Writing Wednesday: Editing Matters

As any reader with a Kindle, Nook or iPad will tell you, publishing is at a crossroads. Readers are changing the way they get their books, and paper isn’t that important any more. Being attached to a publisher isn’t as important anymore. What remains important – in fact, may be even more important now – is editing. And all too often, it’s being overlooked by indie and traditional publishers alike. The problem is, readers won’t be repeat buyers if the quality of the book is garbage.

I have a friend who recently bought her favorite author’s book electronically. She was mildly irritated over the price, but she didn’t complain about the Might As Well Have Bought It Hardcover Price until… she started counting the typos. Now she’s vowed never to spend money on the author again.

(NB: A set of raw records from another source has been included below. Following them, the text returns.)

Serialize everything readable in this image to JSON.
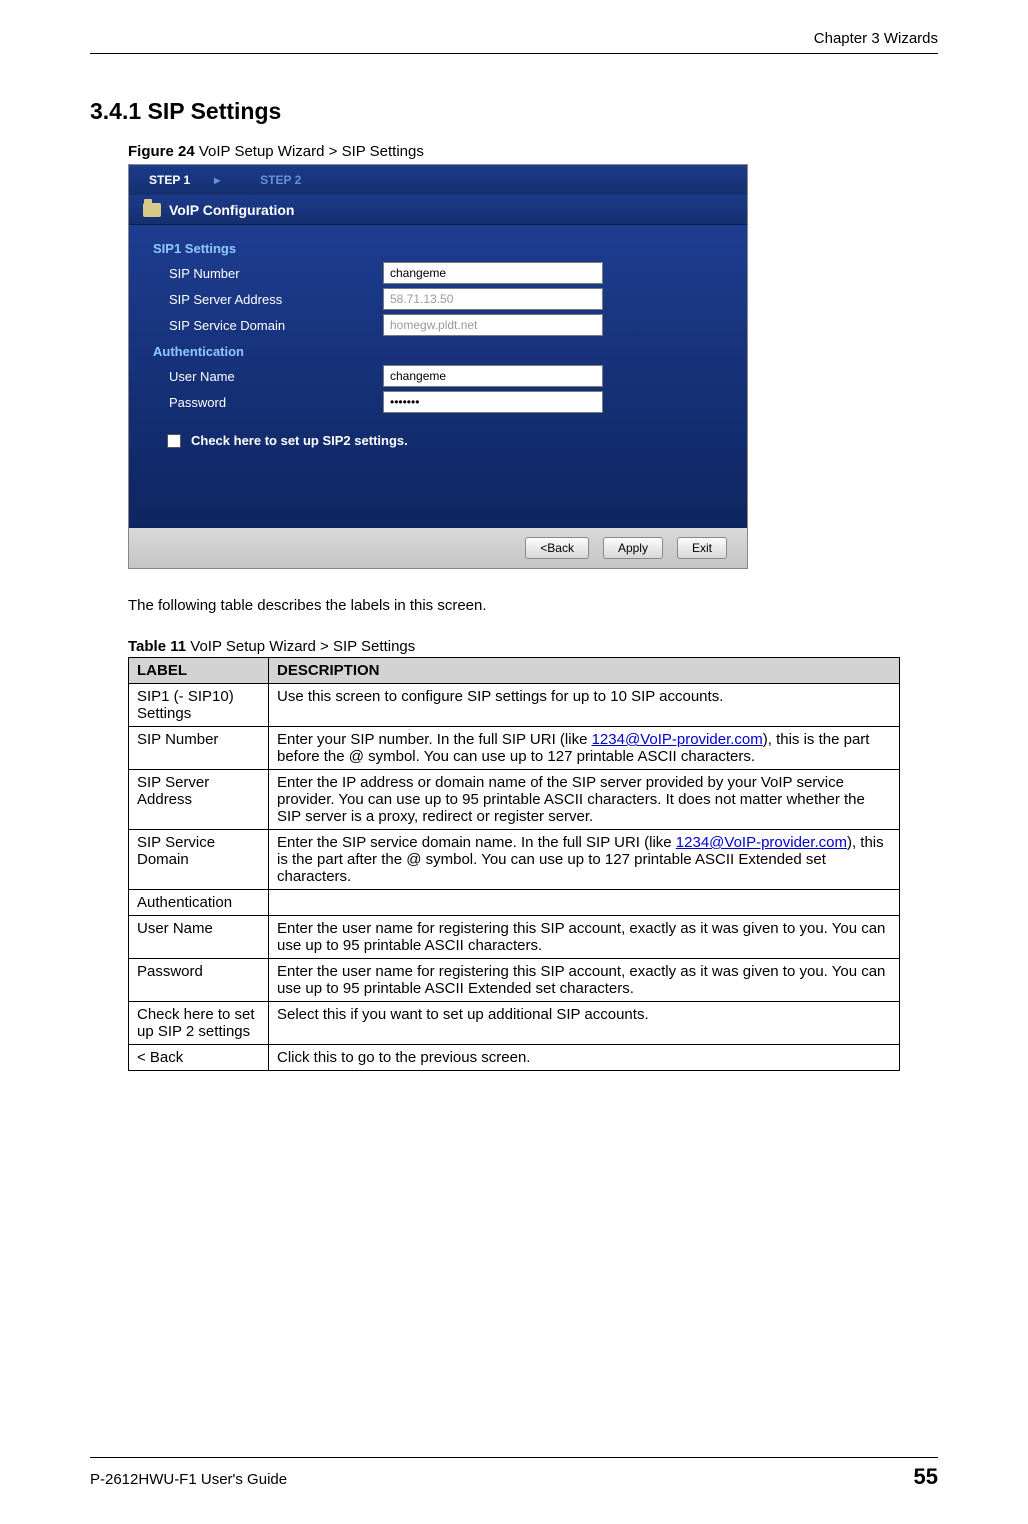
{
  "chapter_header": "Chapter 3 Wizards",
  "section_heading": "3.4.1  SIP Settings",
  "figure": {
    "label": "Figure 24",
    "caption": "   VoIP Setup Wizard > SIP Settings"
  },
  "screenshot": {
    "steps": {
      "step1": "STEP 1",
      "step2": "STEP 2"
    },
    "title": "VoIP Configuration",
    "sip1_label": "SIP1  Settings",
    "fields": {
      "sip_number_label": "SIP Number",
      "sip_number_value": "changeme",
      "sip_server_label": "SIP Server Address",
      "sip_server_value": "58.71.13.50",
      "sip_domain_label": "SIP Service Domain",
      "sip_domain_value": "homegw.pldt.net"
    },
    "auth_label": "Authentication",
    "auth_fields": {
      "user_label": "User Name",
      "user_value": "changeme",
      "pass_label": "Password",
      "pass_value": "•••••••"
    },
    "sip2_check_label": "Check here to set up SIP2 settings.",
    "buttons": {
      "back": "<Back",
      "apply": "Apply",
      "exit": "Exit"
    }
  },
  "after_figure_text": "The following table describes the labels in this screen.",
  "table_caption": {
    "label": "Table 11",
    "caption": "   VoIP Setup Wizard > SIP Settings"
  },
  "table": {
    "headers": {
      "label": "LABEL",
      "desc": "DESCRIPTION"
    },
    "rows": [
      {
        "label": "SIP1 (- SIP10) Settings",
        "desc_parts": [
          {
            "t": "Use this screen to configure SIP settings for up to 10 SIP accounts."
          }
        ]
      },
      {
        "label": "SIP Number",
        "desc_parts": [
          {
            "t": "Enter your SIP number. In the full SIP URI (like "
          },
          {
            "t": "1234@VoIP-provider.com",
            "link": true
          },
          {
            "t": "), this is the part before the @ symbol. You can use up to 127 printable ASCII characters."
          }
        ]
      },
      {
        "label": "SIP Server Address",
        "desc_parts": [
          {
            "t": "Enter the IP address or domain name of the SIP server provided by your VoIP service provider. You can use up to 95 printable ASCII characters. It does not matter whether the SIP server is a proxy, redirect or register server."
          }
        ]
      },
      {
        "label": "SIP Service Domain",
        "desc_parts": [
          {
            "t": "Enter the SIP service domain name. In the full SIP URI (like "
          },
          {
            "t": "1234@VoIP-provider.com",
            "link": true
          },
          {
            "t": "), this is the part after the @ symbol. You can use up to 127 printable ASCII Extended set characters."
          }
        ]
      },
      {
        "label": "Authentication",
        "desc_parts": [
          {
            "t": ""
          }
        ]
      },
      {
        "label": "User Name",
        "desc_parts": [
          {
            "t": "Enter the user name for registering this SIP account, exactly as it was given to you. You can use up to 95 printable ASCII characters."
          }
        ]
      },
      {
        "label": "Password",
        "desc_parts": [
          {
            "t": "Enter the user name for registering this SIP account, exactly as it was given to you. You can use up to 95 printable ASCII Extended set characters."
          }
        ]
      },
      {
        "label": "Check here to set up SIP 2 settings",
        "desc_parts": [
          {
            "t": "Select this if you want to set up additional SIP accounts."
          }
        ]
      },
      {
        "label": "< Back",
        "desc_parts": [
          {
            "t": "Click this to go to the previous screen."
          }
        ]
      }
    ]
  },
  "footer": {
    "guide": "P-2612HWU-F1 User's Guide",
    "page": "55"
  }
}
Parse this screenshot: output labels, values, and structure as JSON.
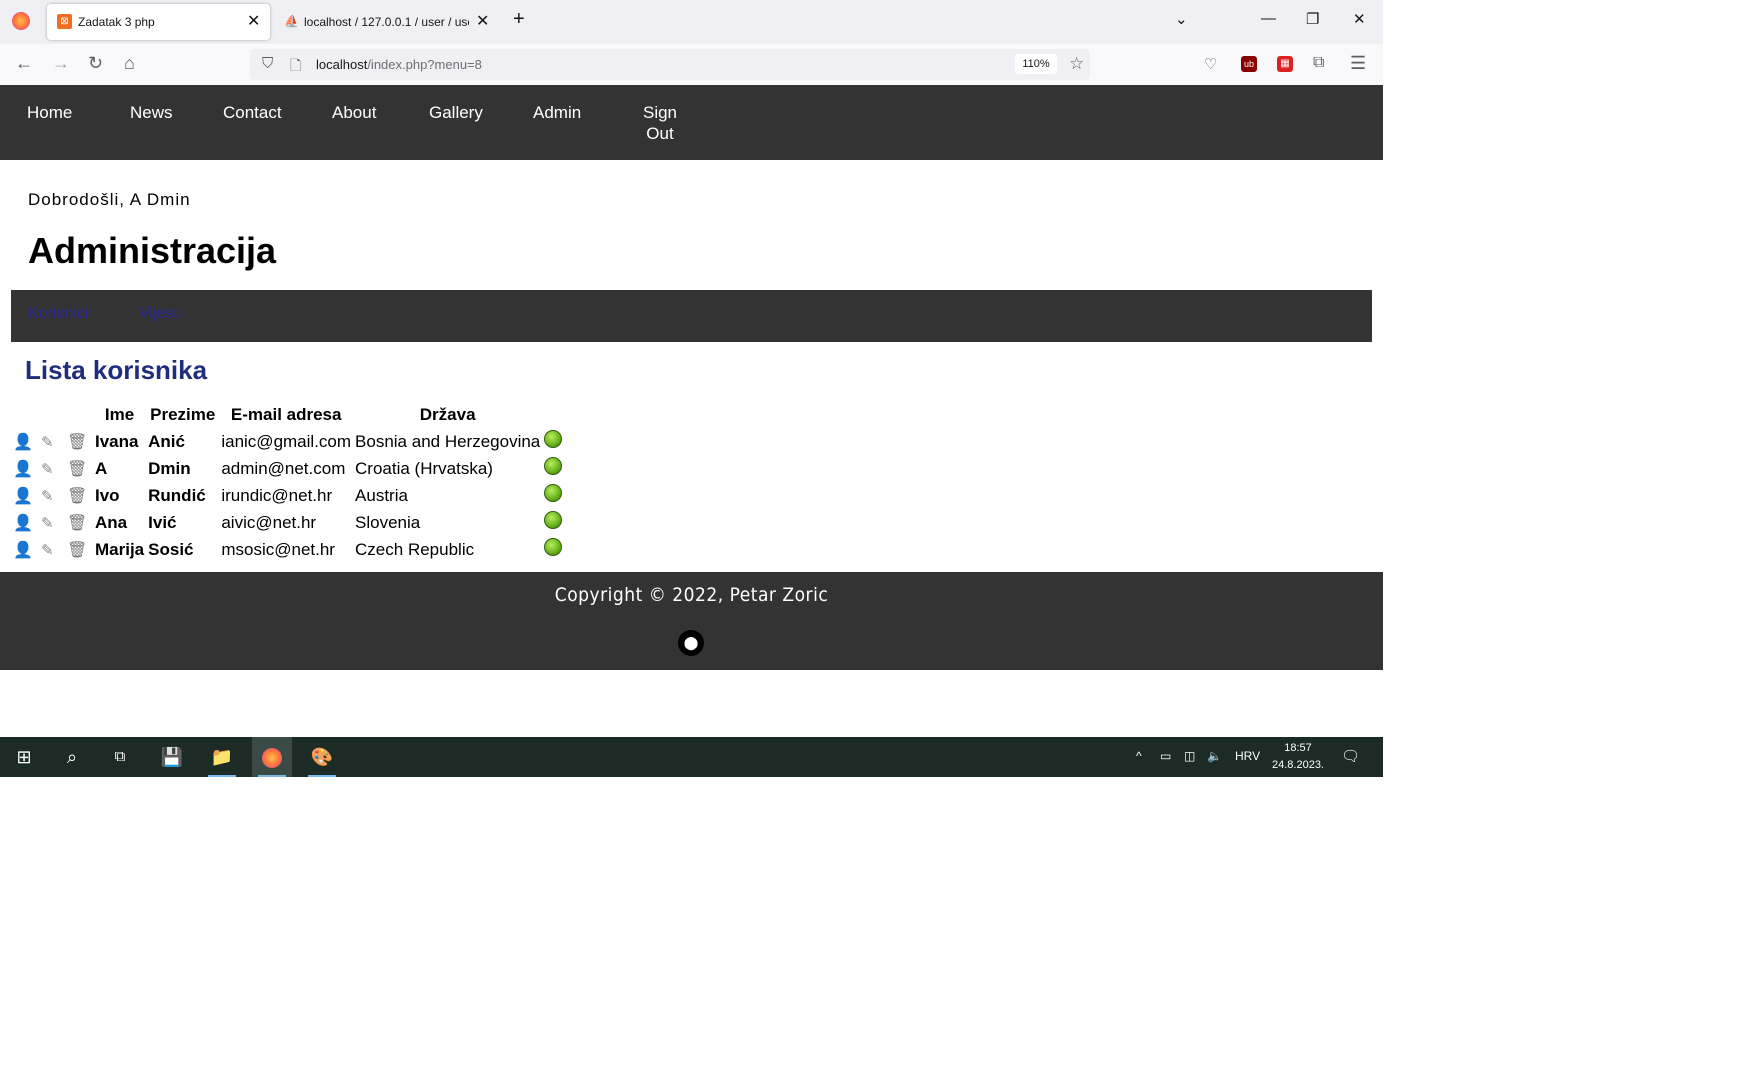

Before you say something like that’s what happens when you buy an unknown, it was a big name author from a big name publisher.

Today, anyone can publish a book. The playing field has been leveled. Which means each of us needs to do everything we can to ensure the books we write are as clean as possible. Yes, even if you’re sending it to a publisher and you have an editor because it’s your name that appears on the cover. Readers don’t hold publishers responsible.

I have three people I hand my books over to for editing. Each one catches different things. One is great at punctuation, one catches plotting issues and one catches crazy things that I have to look up to understand what he’s talking about like past perfect contractions (which I’m horrible about).

The good news is every manuscript I write is cleaner than the previous one because I know what my big issues are so I’m more aware of them as I write. But that doesn’t mean I get to stop editing or proofreading. Spellcheck only catches things that are misspelled, so it’s not going to notice that the heroine’s cat from chapter one became a dog in chapter two.

Only proofreaders catch things like that, and as authors, we’re too close to the story. I once read that you have to wait eight weeks between editing rounds for your own work to be “new” to your eyes. In today’s market, writers don’t have that kind of time. But with more books available than ever before, we also can’t afford to alienate readers because we rushed a book out the door.

So whatever else you do, make sure you’re sending your book out the door as clean as possible.  Readers are always looking for a reason to read one book over another. Don’t send them away from an otherwise great story simply because your manuscript isn’t typo-free. If it’s work for the reader to make it through the typos, it’s not worth the effort. Or the money. While you may have gotten the sale today, you’ll lose the future sales on your next release because readers remember.


Leave a Reply

Your email address will not be published. Required fields are marked *